• **Work task**:
State how many lines in the entries below hold the string "timestamp", and give nothing besides that number.

• **Extracted entries**:
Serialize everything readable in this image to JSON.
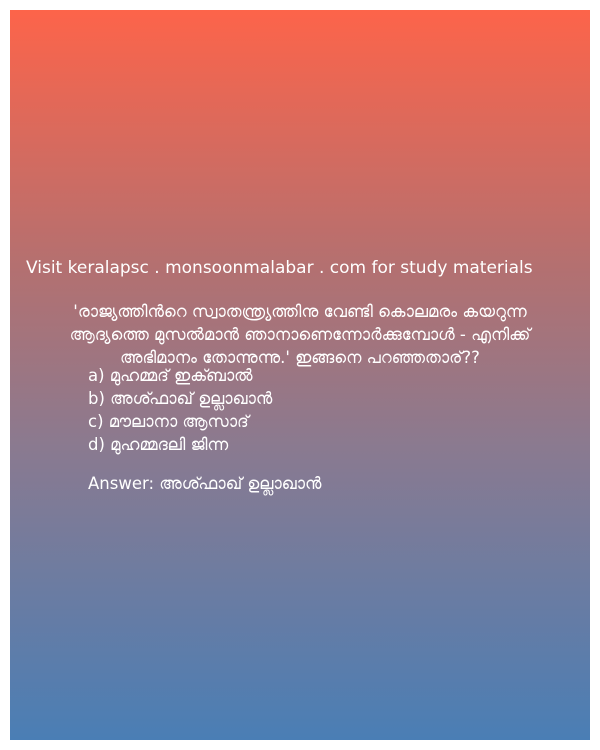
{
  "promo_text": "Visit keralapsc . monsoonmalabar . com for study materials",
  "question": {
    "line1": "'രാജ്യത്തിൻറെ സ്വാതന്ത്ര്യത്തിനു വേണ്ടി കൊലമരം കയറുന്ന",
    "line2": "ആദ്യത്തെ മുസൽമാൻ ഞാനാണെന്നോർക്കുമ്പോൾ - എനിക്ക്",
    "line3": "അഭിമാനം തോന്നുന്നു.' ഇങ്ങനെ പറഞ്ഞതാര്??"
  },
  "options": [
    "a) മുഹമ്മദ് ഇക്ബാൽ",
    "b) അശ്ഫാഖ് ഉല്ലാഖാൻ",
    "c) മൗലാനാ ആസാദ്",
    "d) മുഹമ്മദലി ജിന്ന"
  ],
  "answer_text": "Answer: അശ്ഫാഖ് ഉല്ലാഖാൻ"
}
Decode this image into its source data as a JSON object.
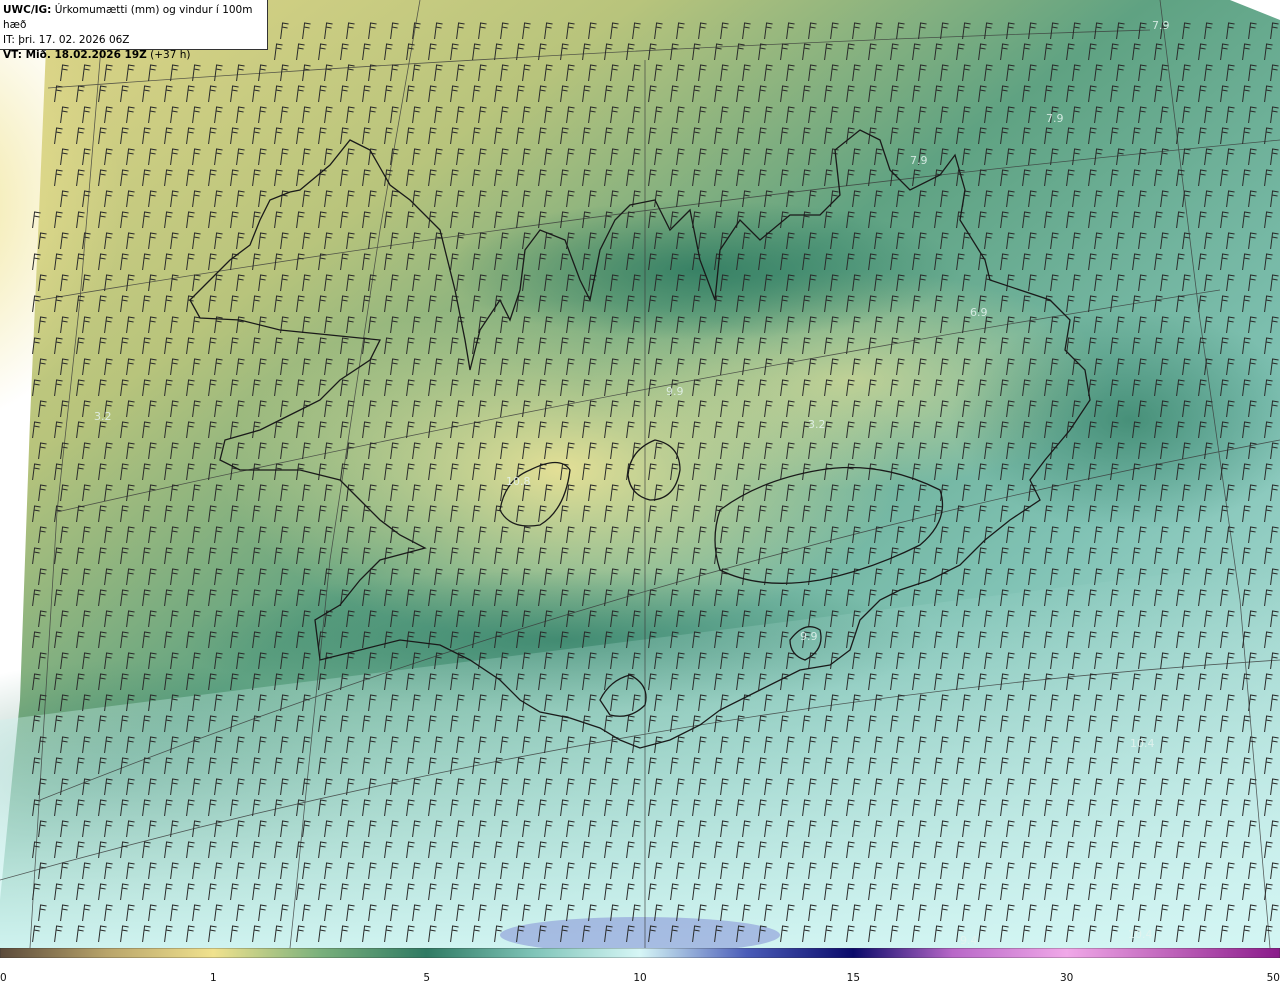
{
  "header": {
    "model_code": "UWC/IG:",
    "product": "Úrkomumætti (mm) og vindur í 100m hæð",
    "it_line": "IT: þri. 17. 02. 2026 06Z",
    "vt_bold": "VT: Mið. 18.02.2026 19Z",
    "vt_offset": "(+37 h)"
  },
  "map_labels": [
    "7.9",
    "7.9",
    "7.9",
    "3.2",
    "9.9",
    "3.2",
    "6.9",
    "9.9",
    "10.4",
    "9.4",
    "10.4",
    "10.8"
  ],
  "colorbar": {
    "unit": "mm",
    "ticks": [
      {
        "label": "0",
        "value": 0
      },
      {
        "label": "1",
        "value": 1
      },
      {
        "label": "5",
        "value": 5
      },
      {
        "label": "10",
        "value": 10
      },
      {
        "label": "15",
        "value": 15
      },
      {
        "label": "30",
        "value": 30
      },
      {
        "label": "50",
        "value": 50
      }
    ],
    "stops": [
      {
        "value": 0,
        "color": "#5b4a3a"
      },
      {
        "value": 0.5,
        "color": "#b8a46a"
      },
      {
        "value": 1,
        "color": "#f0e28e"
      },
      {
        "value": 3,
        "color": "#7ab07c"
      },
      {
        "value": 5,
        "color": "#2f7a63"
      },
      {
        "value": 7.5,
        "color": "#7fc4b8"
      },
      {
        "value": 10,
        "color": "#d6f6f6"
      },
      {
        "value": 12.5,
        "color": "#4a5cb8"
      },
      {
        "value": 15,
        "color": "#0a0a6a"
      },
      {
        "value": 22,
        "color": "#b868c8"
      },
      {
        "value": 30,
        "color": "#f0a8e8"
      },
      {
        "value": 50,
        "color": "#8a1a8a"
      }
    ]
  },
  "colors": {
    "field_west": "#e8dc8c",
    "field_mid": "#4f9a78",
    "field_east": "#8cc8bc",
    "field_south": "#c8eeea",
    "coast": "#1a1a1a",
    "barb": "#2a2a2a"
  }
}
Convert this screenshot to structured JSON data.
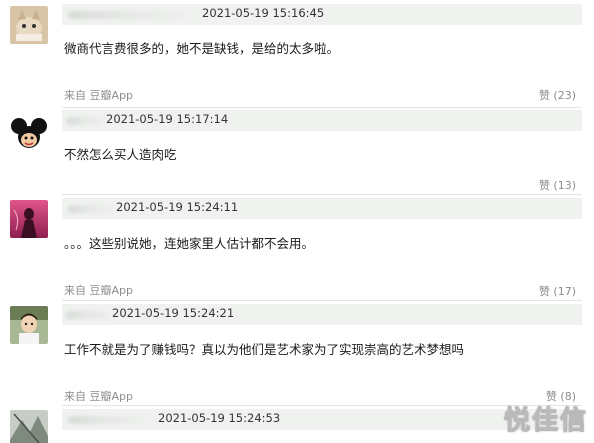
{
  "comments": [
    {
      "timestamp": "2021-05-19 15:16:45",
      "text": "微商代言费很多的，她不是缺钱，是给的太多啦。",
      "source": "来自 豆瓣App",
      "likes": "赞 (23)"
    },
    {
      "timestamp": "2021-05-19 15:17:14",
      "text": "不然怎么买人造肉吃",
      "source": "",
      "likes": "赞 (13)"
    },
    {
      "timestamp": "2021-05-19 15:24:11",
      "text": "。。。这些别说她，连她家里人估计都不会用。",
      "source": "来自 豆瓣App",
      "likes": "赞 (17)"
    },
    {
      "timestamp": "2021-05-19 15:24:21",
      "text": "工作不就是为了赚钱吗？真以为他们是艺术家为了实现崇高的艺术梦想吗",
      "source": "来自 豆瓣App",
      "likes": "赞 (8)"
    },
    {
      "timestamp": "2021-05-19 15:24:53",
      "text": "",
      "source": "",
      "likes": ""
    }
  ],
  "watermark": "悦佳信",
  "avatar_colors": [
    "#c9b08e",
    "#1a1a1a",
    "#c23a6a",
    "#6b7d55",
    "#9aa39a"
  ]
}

• **Written solution**:
5